#### Exercise details:
In the records below, find each line that holds "name" and return it.

Start of Extracted information

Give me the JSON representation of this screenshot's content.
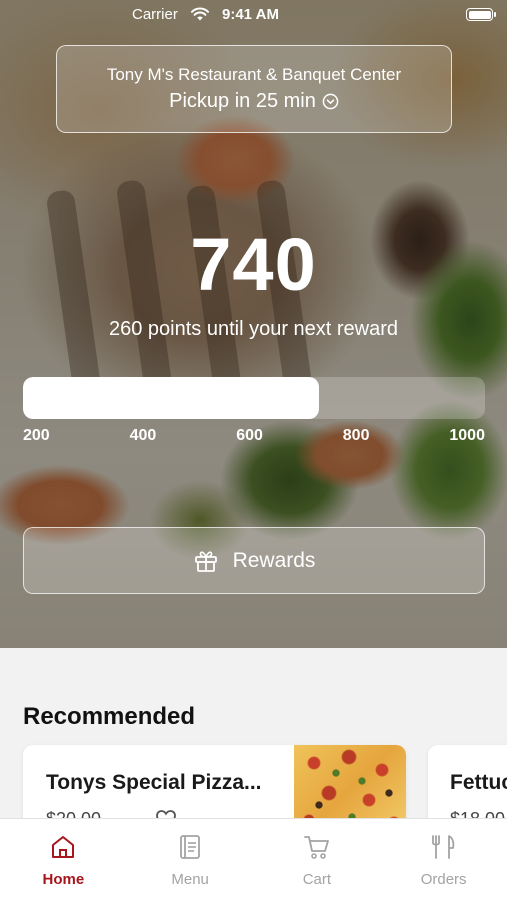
{
  "status_bar": {
    "carrier": "Carrier",
    "time": "9:41 AM"
  },
  "restaurant": {
    "name": "Tony M's Restaurant & Banquet Center",
    "pickup_label": "Pickup in 25 min"
  },
  "rewards": {
    "points": "740",
    "caption": "260 points until your next reward",
    "progress_fraction": 0.64,
    "scale_labels": [
      "200",
      "400",
      "600",
      "800",
      "1000"
    ],
    "button_label": "Rewards"
  },
  "recommended": {
    "title": "Recommended",
    "items": [
      {
        "name": "Tonys Special Pizza...",
        "price": "$20.00"
      },
      {
        "name": "Fettuc",
        "price": "$18.00"
      }
    ]
  },
  "tabs": [
    {
      "label": "Home",
      "icon": "home-icon",
      "active": true
    },
    {
      "label": "Menu",
      "icon": "menu-icon",
      "active": false
    },
    {
      "label": "Cart",
      "icon": "cart-icon",
      "active": false
    },
    {
      "label": "Orders",
      "icon": "orders-icon",
      "active": false
    }
  ],
  "colors": {
    "accent": "#a5161d",
    "inactive_tab": "#a3a3a3"
  }
}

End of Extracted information

#### The answer:
    "name": "Tony M's Restaurant & Banquet Center",
        "name": "Tonys Special Pizza...",
        "name": "Fettuc",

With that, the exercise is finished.